======== Extracted data

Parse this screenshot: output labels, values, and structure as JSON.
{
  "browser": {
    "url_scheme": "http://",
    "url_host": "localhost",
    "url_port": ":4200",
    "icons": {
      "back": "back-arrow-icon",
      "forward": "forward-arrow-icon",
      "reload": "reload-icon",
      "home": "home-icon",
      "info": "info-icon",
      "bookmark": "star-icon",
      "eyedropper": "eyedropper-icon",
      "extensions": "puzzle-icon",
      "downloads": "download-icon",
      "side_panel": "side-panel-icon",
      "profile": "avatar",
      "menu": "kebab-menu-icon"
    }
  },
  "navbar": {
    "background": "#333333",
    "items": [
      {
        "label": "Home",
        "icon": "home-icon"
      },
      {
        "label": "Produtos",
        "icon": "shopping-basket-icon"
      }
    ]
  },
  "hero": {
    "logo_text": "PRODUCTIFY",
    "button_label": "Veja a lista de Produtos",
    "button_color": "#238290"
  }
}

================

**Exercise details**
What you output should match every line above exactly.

**Response to this exercise**
Parse this screenshot: output labels, values, and structure as JSON.
{
  "browser": {
    "url_scheme": "http://",
    "url_host": "localhost",
    "url_port": ":4200",
    "icons": {
      "back": "back-arrow-icon",
      "forward": "forward-arrow-icon",
      "reload": "reload-icon",
      "home": "home-icon",
      "info": "info-icon",
      "bookmark": "star-icon",
      "eyedropper": "eyedropper-icon",
      "extensions": "puzzle-icon",
      "downloads": "download-icon",
      "side_panel": "side-panel-icon",
      "profile": "avatar",
      "menu": "kebab-menu-icon"
    }
  },
  "navbar": {
    "background": "#333333",
    "items": [
      {
        "label": "Home",
        "icon": "home-icon"
      },
      {
        "label": "Produtos",
        "icon": "shopping-basket-icon"
      }
    ]
  },
  "hero": {
    "logo_text": "PRODUCTIFY",
    "button_label": "Veja a lista de Produtos",
    "button_color": "#238290"
  }
}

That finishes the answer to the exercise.